### WHAT TO DO
All records that follow are to be output exactly.

### PROVIDED RECORDS
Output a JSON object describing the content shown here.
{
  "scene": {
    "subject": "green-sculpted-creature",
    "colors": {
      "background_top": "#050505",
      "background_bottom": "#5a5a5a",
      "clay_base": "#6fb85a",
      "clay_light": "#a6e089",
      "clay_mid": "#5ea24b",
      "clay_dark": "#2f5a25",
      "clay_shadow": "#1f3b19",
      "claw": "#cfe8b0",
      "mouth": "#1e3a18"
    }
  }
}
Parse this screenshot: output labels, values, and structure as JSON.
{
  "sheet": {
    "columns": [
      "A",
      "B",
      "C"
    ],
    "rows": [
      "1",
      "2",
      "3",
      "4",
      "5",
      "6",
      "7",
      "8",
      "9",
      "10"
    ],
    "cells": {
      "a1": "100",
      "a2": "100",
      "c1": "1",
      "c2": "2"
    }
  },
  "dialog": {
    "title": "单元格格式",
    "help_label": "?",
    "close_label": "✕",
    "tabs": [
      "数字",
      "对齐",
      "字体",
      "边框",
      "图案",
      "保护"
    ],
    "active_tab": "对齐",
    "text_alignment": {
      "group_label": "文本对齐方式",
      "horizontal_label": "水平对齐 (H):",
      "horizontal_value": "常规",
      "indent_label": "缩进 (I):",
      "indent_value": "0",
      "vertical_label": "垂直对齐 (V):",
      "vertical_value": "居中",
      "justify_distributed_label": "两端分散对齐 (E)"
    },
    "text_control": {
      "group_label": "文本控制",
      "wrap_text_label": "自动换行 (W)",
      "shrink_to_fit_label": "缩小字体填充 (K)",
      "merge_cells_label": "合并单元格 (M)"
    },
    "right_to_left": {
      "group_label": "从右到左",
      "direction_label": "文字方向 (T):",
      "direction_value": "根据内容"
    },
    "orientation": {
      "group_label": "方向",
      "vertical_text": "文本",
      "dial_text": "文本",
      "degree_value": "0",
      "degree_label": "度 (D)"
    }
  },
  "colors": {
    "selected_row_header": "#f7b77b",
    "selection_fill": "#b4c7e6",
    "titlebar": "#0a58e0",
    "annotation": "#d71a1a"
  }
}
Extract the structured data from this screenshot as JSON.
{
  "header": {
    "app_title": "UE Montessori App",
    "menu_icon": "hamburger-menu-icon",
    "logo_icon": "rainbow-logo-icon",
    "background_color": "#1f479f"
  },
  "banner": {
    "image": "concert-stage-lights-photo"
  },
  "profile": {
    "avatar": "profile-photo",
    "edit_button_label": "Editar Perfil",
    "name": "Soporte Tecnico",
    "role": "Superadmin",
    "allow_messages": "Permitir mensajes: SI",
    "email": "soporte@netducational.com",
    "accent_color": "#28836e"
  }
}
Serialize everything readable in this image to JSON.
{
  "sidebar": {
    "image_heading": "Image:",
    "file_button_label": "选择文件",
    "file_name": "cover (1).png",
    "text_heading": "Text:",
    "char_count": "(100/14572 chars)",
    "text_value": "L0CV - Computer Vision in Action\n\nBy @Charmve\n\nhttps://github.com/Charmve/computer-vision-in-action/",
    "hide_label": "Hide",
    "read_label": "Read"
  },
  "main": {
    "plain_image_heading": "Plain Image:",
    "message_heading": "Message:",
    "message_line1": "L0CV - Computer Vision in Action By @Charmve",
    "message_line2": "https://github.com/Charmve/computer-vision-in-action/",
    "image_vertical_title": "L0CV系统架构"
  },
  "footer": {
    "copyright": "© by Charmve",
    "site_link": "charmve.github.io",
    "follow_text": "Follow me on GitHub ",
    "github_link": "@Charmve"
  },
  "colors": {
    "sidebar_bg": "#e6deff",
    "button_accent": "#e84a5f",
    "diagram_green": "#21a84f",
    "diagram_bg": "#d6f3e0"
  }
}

### TASK SOLUTION
Output a JSON object describing the content shown here.
{
  "scene": {
    "subject": "green-sculpted-creature",
    "colors": {
      "background_top": "#050505",
      "background_bottom": "#5a5a5a",
      "clay_base": "#6fb85a",
      "clay_light": "#a6e089",
      "clay_mid": "#5ea24b",
      "clay_dark": "#2f5a25",
      "clay_shadow": "#1f3b19",
      "claw": "#cfe8b0",
      "mouth": "#1e3a18"
    }
  }
}
Parse this screenshot: output labels, values, and structure as JSON.
{
  "sheet": {
    "columns": [
      "A",
      "B",
      "C"
    ],
    "rows": [
      "1",
      "2",
      "3",
      "4",
      "5",
      "6",
      "7",
      "8",
      "9",
      "10"
    ],
    "cells": {
      "a1": "100",
      "a2": "100",
      "c1": "1",
      "c2": "2"
    }
  },
  "dialog": {
    "title": "单元格格式",
    "help_label": "?",
    "close_label": "✕",
    "tabs": [
      "数字",
      "对齐",
      "字体",
      "边框",
      "图案",
      "保护"
    ],
    "active_tab": "对齐",
    "text_alignment": {
      "group_label": "文本对齐方式",
      "horizontal_label": "水平对齐 (H):",
      "horizontal_value": "常规",
      "indent_label": "缩进 (I):",
      "indent_value": "0",
      "vertical_label": "垂直对齐 (V):",
      "vertical_value": "居中",
      "justify_distributed_label": "两端分散对齐 (E)"
    },
    "text_control": {
      "group_label": "文本控制",
      "wrap_text_label": "自动换行 (W)",
      "shrink_to_fit_label": "缩小字体填充 (K)",
      "merge_cells_label": "合并单元格 (M)"
    },
    "right_to_left": {
      "group_label": "从右到左",
      "direction_label": "文字方向 (T):",
      "direction_value": "根据内容"
    },
    "orientation": {
      "group_label": "方向",
      "vertical_text": "文本",
      "dial_text": "文本",
      "degree_value": "0",
      "degree_label": "度 (D)"
    }
  },
  "colors": {
    "selected_row_header": "#f7b77b",
    "selection_fill": "#b4c7e6",
    "titlebar": "#0a58e0",
    "annotation": "#d71a1a"
  }
}
Extract the structured data from this screenshot as JSON.
{
  "header": {
    "app_title": "UE Montessori App",
    "menu_icon": "hamburger-menu-icon",
    "logo_icon": "rainbow-logo-icon",
    "background_color": "#1f479f"
  },
  "banner": {
    "image": "concert-stage-lights-photo"
  },
  "profile": {
    "avatar": "profile-photo",
    "edit_button_label": "Editar Perfil",
    "name": "Soporte Tecnico",
    "role": "Superadmin",
    "allow_messages": "Permitir mensajes: SI",
    "email": "soporte@netducational.com",
    "accent_color": "#28836e"
  }
}
Serialize everything readable in this image to JSON.
{
  "sidebar": {
    "image_heading": "Image:",
    "file_button_label": "选择文件",
    "file_name": "cover (1).png",
    "text_heading": "Text:",
    "char_count": "(100/14572 chars)",
    "text_value": "L0CV - Computer Vision in Action\n\nBy @Charmve\n\nhttps://github.com/Charmve/computer-vision-in-action/",
    "hide_label": "Hide",
    "read_label": "Read"
  },
  "main": {
    "plain_image_heading": "Plain Image:",
    "message_heading": "Message:",
    "message_line1": "L0CV - Computer Vision in Action By @Charmve",
    "message_line2": "https://github.com/Charmve/computer-vision-in-action/",
    "image_vertical_title": "L0CV系统架构"
  },
  "footer": {
    "copyright": "© by Charmve",
    "site_link": "charmve.github.io",
    "follow_text": "Follow me on GitHub ",
    "github_link": "@Charmve"
  },
  "colors": {
    "sidebar_bg": "#e6deff",
    "button_accent": "#e84a5f",
    "diagram_green": "#21a84f",
    "diagram_bg": "#d6f3e0"
  }
}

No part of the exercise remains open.